A 5G connection would, in theory, allow a few humans to monitor a fleet of autonomous trucks with the zero input lag that's necessary for safe remote control. No doubt autonomous tech companies like Waymo and Uber, automakers and other self-driving startups are eyeing 5G for this very reason.
Autonomous car startups like Udelv hope to use the low-latency connectivity like 5G to enable remote safety drivers to monitor and control their electric delivery trucks during the testing phase. / Udelv
The truly self-driving car and beyond
Looking further down the road to a day when truly self-driving cars are more widespread, 5G connectivity will begin to play a much larger role.
Autonomous cars that can communicate with each other (V2V) and the infrastructure (V2X) have the potential to pull off all sorts of neat tricks.
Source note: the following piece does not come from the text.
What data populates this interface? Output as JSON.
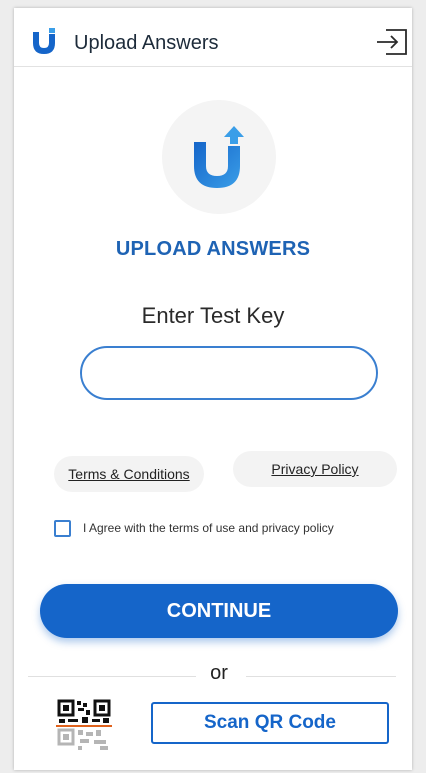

Platooning, for example, allows self-driving car or trucks to move together in formation, reducing aerodynamic losses on the highway and drastically reducing traffic inefficiency in urban areas.
The next time you're at a traffic light, watch how the cars start moving one after another when the light turns green and how much time is wasted waiting for (often distracted) driver to react. Now imagine every car in a column taking off simultaneously the instant the light changes. This would only be possible with a no-lag connection between the cars and the traffic light, the sort of connection promised by 5G.
Meanwhile, every one of those autonomous cars will be packed to the gills with sensors -- cameras, radar, lidar and more -- collecting petabytes of data every day. Collecting even a fraction of that data is invaluable to improving everything from city planning to just making self-driving cars smarter through distributed computing, but doing so will require a beefy data connection.
From here to the future
From more efficient and entertaining commuting to smarter self-driving cars, this is just the tip of the iceberg. Below the surface are the trucking industry, fleet management, logistics companies and mega retailers, all busy brainstorming ways that big data -- perhaps backed by robust 5G wireless connectivity or whatever lies beyond -- can change the way we move people and goods around the world and into the future.